- [ACTIVITY]
Please find every line in the entries below that contains the string "discount", and copy it.

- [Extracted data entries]
....

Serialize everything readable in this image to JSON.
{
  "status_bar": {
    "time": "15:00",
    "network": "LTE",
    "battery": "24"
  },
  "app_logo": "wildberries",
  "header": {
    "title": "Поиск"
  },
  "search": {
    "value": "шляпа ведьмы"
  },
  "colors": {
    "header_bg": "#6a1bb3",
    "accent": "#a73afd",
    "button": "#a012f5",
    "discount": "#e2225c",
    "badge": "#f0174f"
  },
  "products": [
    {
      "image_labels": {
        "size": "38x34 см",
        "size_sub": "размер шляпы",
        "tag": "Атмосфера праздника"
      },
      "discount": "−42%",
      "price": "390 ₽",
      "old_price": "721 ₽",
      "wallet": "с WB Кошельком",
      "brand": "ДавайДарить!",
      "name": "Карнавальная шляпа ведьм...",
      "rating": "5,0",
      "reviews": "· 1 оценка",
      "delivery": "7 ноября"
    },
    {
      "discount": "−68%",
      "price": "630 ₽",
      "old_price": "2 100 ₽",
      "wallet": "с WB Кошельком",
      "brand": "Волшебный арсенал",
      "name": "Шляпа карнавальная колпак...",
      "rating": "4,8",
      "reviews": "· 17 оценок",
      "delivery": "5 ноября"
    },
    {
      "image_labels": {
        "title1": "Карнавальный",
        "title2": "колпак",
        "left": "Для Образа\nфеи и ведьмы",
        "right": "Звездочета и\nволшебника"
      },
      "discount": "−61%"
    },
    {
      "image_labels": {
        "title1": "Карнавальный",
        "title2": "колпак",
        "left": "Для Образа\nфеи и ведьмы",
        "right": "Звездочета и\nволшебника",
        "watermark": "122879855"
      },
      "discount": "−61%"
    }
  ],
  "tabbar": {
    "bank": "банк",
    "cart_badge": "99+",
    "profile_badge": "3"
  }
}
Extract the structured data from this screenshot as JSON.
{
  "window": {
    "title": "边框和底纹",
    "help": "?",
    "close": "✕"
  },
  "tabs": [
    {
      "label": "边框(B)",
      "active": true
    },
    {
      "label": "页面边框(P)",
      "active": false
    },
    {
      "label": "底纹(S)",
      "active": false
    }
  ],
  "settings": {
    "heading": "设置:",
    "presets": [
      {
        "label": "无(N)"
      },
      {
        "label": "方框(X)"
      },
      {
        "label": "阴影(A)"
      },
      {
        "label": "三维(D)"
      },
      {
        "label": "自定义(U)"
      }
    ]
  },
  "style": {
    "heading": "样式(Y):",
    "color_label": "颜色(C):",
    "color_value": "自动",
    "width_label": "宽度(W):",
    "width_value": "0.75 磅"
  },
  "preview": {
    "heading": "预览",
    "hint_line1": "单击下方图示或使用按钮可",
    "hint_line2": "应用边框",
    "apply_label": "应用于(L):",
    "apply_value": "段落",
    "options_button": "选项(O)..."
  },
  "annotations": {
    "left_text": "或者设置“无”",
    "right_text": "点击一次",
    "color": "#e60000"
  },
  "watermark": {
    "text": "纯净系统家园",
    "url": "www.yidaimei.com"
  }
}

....

- [TASK ANSWER]
    "discount": "#e2225c",
      "discount": "−42%",
      "discount": "−68%",
      "discount": "−61%"
      "discount": "−61%"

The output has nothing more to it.